Cat claws are one of the few holdovers from our domestic friends’ wild ancestors. These needle-sharp protrusions help cats catch prey, climb trees and defend themselves. Of course, your average pampered house cat uses his claws for little more than batting at cat toys. Still, the condition of the claws is important to cats’ overall well-being, and you need to make sure you’re helping your furry friend stay healthy.
A Complex Structure
Cat claws are similar to both our fingertips and fingernails, says Dr. Brenda Stevens, a clinical assistant professor in the department of clinical sciences at North Carolina State University College of Veterinary Medicine. Like our fingernails, claws have a keratin sheath that needs to be frequently shed, and it covers a nerve commonly called the quick.
That keratin sheath is the sharp, curved protrusion we see when cats extend their claws. However, cats’ claws are directly connected to a bone, so in that way they’re more similar to our fingertips. Cats also have ligaments that allow them to extend and retract their claws.
Keeping Claws Healthy
Cats are pretty good at maintaining their own cat claw health, but problems can crop up. “The biggest problem is usually overgrowth,” says Dr Stevens. “If the cat doesn’t have a substrate to sharpen them and shed them, they can get overgrown and grow into the pad.” The paw pad can then get infected, causing a lot of discomfort and possible complications for the cat.
Older cats, like older people, can develop thicker nails that are harder to shed and can overgrow as a result. And polydactyl cats — those with an extra toe — have an extra toenail on that “bonus” toe that lacks the ligaments that would allow it to extend, scratch and shed normally, so that extra claw needs to be trimmed to avoid overgrowth.
Scratching the (Right) Surface
The key to keeping cat claws healthy is to encourage their normal cat behavior in scratching and sharpening their claws, Dr. Stevens says. It’s important to keep their claws shedding their keratin sheath as needed, and scratching is how they do that. You want to discover which substrate, or surface, your cat prefers scratching so she’ll keep coming back to it (and, hopefully, stay away from your couch).

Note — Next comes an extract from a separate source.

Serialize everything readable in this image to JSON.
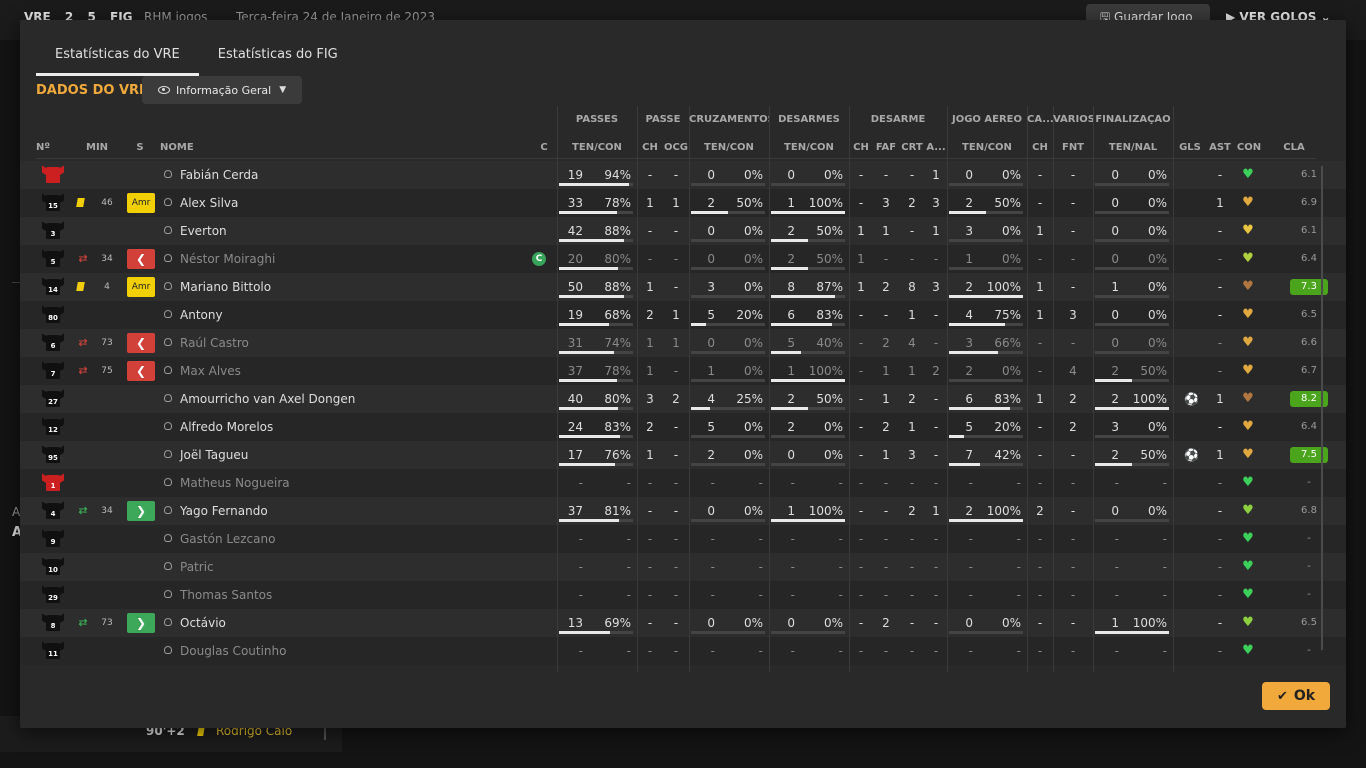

Store-bought substrates for scratching usually come in wood, carpeting, rope or corrugated cardboard, and all cats have different preferences — there is not one that is better than another for cat claw health. Stevens recommend buying a lot of different types and placing them around the house at as many different angles as possible. Some cats prefer a straight post, others like them to lie flat and others prefer an angle somewhere in between.
“You need to see if each post offers the substrate and verticalness (for lack of a better word) cats enjoy,” she says.
Clipping With Care
Trimming a cat’s claws helps keep him healthy. Any owner who has attempted this, however, knows it can be a difficult task for both you and your cat. Dr. Stevens recommends going slowly, only trying to snip one or two claws at a time and using lots of positive reinforcement and treats. With some cats, you may need to take them to the groomer or the vet to get this done, and some even need light sedation.
Dr. Stevens says the most important thing to remember is that cat scratching is normal cat behavior, not a bad habit you need to break them of. “It keeps their nails healthy, and it’s the best way to get the keratin sheath shed,” she says. Keep lots of scratchable surfaces around, and your cat will have healthy nails for years to come.
Wondering how to trim your kitty’s nails? Read A Guide to Clipping Cat Nails.
Freelance journalist Amy Kuras lives in Detroit with two cats, two children, one dog and one husband.